During a dinner meeting in Malacanang last January 2017, the conglomerates formed an informal group to pledge their services to the development programs of this administration. The conglomerates have a sincere desire to help the country. From this big group of big brother entrepreneurs, the NAIA Consortium was formed and agreed to rehabilitate the airport in Manila to uplift our image to all our foreign guests.
The NAIA Consortium is composed of Aboitiz InfraCapital, Inc.; AC Infrastructure Holdings Corp.; Alliance Global Group Inc.; Asia’s Emerging Dragon Corp.; Filinvest Development Corp.; JG Summit Holdings Inc.; and Metro Pacific Investments Corp. They are tasked with the rehabilitation of the Ninoy Aquino International Airports.
After months of negotiation and a series of meetings, the Department of Transportation (DOTr), led by Sec. Arthur Tugade, gave the greenlight to the NAIA Consortium for the rehabilitation, operations, and maintenance of the airports, with a budget of P106 billion to be spent over a 15-year period.
We had several talks with Sec. Tugade, Sec. Sonny Dominguez (Department of Finance), Sec. Ben Diokno (Department of Budget and Management), Sec. Ernie Pernia (National Economic Development Authority), and Sec. Mark Villar (Department of Public Works and Highways), to discuss the development plans of the government and how the private sector can help.
For years, NAIA has been tagged as the “world’s worst airport,” by the travel website “The Guide to Sleeping in Airports.” But as of October last year, we have been removed from the embarrassing list. This reflects the improvements in services and infrastructure made in the past 12 months. Now, with the approval of DOTr, we hope the rehabilitation efforts will be continued.

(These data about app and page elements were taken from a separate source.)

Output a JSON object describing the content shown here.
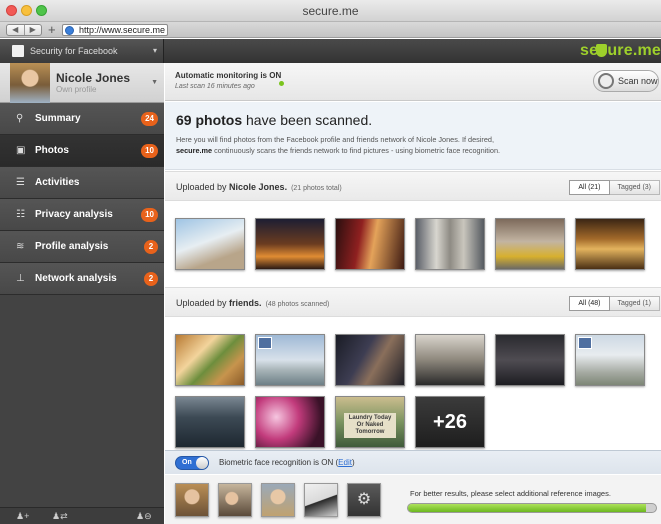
{
  "window": {
    "title": "secure.me",
    "url": "http://www.secure.me"
  },
  "header": {
    "selector_label": "Security for Facebook",
    "brand": "secure.me"
  },
  "profile": {
    "name": "Nicole Jones",
    "subtitle": "Own profile"
  },
  "sidebar": {
    "items": [
      {
        "label": "Summary",
        "icon": "search-icon",
        "badge": "24",
        "active": false
      },
      {
        "label": "Photos",
        "icon": "photo-icon",
        "badge": "10",
        "active": true
      },
      {
        "label": "Activities",
        "icon": "list-icon",
        "badge": "",
        "active": false
      },
      {
        "label": "Privacy analysis",
        "icon": "privacy-icon",
        "badge": "10",
        "active": false
      },
      {
        "label": "Profile analysis",
        "icon": "profile-icon",
        "badge": "2",
        "active": false
      },
      {
        "label": "Network analysis",
        "icon": "network-icon",
        "badge": "2",
        "active": false
      }
    ]
  },
  "monitor": {
    "status": "Automatic monitoring is ON",
    "last_scan": "Last scan 16 minutes ago",
    "scan_button": "Scan now"
  },
  "headline": {
    "count": "69 photos",
    "title_rest": " have been scanned.",
    "desc_part1": "Here you will find photos from the Facebook profile and friends network of Nicole Jones. If desired,",
    "desc_brand": "secure.me",
    "desc_part2": " continuously scans the friends network to find pictures - using biometric face recognition."
  },
  "own_section": {
    "prefix": "Uploaded by ",
    "owner": "Nicole Jones.",
    "count": "(21 photos total)",
    "tab_all": "All (21)",
    "tab_tagged": "Tagged (3)"
  },
  "friends_section": {
    "prefix": "Uploaded by ",
    "owner": "friends.",
    "count": "(48 photos scanned)",
    "tab_all": "All (48)",
    "tab_tagged": "Tagged (1)",
    "more_label": "+26",
    "sign_text": "Laundry Today Or Naked Tomorrow"
  },
  "bio": {
    "toggle_label": "On",
    "text": "Biometric face recognition is ON (",
    "edit_link": "Edit",
    "text_end": ")"
  },
  "reference": {
    "hint": "For better results, please select additional reference images.",
    "progress_fraction": 0.96
  },
  "colors": {
    "accent": "#9ed02b",
    "badge": "#e8621b",
    "link": "#2f6fd3"
  }
}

Secretary Tugade shared in a news briefing: “We have a decision recommending the issuance of original proponent status (OPS) to NAIA Consortium. We gave the recommendation to MIAA (Manila International Airport Authority), because it is the primary agency, not the DOTr.”
The MIAA will discuss the proposal in its next meeting and will issue its final approval at the soonest possible time, as reported by its general manager Ed Monreal in a briefing last Tuesday. Once approved, the proposal will be forwarded to DOTr, then to NEDA for the investment coordination. We are positive the NAIA Consortium’s proposal will pass the final screening of MIAA and will acquire the original proponent status.

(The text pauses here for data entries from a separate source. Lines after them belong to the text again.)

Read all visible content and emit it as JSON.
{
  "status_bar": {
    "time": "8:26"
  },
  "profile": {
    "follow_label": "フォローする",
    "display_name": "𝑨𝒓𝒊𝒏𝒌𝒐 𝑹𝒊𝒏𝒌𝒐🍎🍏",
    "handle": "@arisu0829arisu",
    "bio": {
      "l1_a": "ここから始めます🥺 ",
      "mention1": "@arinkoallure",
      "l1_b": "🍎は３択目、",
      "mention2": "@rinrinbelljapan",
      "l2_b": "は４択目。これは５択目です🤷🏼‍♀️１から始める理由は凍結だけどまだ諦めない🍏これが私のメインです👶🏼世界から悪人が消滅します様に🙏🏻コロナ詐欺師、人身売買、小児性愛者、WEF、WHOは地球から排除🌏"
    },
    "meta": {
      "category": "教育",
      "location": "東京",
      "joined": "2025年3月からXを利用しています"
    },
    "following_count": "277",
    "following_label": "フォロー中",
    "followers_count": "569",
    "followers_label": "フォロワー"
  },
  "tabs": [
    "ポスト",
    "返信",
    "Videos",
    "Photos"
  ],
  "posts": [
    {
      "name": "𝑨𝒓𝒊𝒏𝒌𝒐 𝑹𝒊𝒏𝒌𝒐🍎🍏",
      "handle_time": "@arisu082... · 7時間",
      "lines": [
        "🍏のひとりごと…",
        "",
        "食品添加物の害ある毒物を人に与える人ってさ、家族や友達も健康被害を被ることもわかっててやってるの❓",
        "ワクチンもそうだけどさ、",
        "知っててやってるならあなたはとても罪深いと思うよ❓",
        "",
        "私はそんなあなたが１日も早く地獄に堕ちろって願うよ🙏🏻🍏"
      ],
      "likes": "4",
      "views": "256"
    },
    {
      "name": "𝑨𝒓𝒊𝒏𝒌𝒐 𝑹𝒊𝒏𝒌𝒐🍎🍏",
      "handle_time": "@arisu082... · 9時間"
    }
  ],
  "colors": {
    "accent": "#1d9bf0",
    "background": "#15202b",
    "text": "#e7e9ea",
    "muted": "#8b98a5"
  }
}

With the NAIA Consortium’s proposal, we can expect an expansion of existing terminals, upgrade of facilities, and improvement of airport services. These will hopefully improve not just the perception, but also the experience of fellow Filipinos and our foreign guests in our country. I agree that our airports are the first welcoming experience of guests, therefore, it is imperative that we improve our services to better showcase the Filipinos’ warmth and hospitality.

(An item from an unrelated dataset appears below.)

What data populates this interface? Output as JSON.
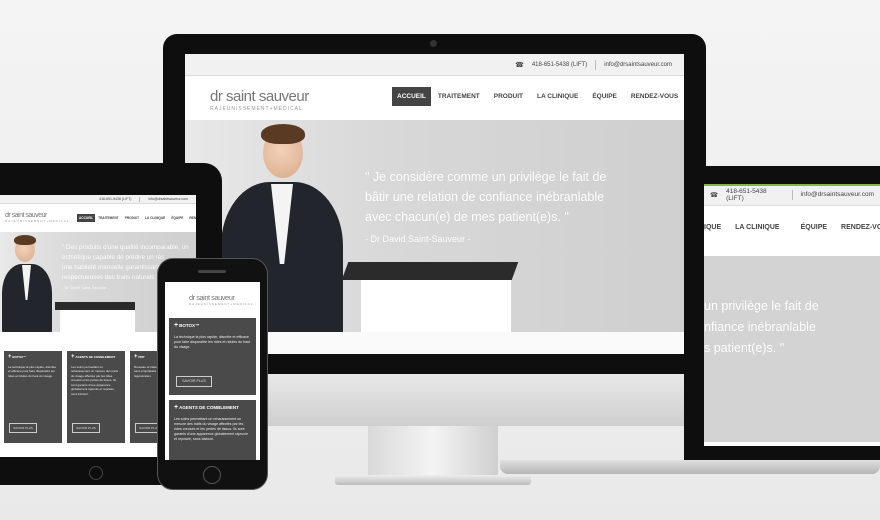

Aside from the NAIA developments, the consortium is also discussing the rehabilitation of other key airports such as those in Sangley, Bulacan, and other provinces, to foster greater tourism and trade. There are other development projects in the pipeline such as new ports, highways, and skyways, which we had discussed in meetings last year.
While we have competent people in the government today, I understand that there is so much to be done, so we must, in any form possible, help. In my honest opinion, private-public partnerships are key to expediting these projects. Transparency also is important to avoid unnecessary cases filed against government officials.
The NAIA Consortium is the result of like-minded conglomerates coming together; each sharing a sincere desire to help the country. For me, this development is an important step towards achieving a world-class airport.
I am glad the economic team led by Sec. Dominguez had met with us. Through this collaboration, Build Build Build projects will assuredly be rolled out sooner, and we can all take part in greater economic inclusivity.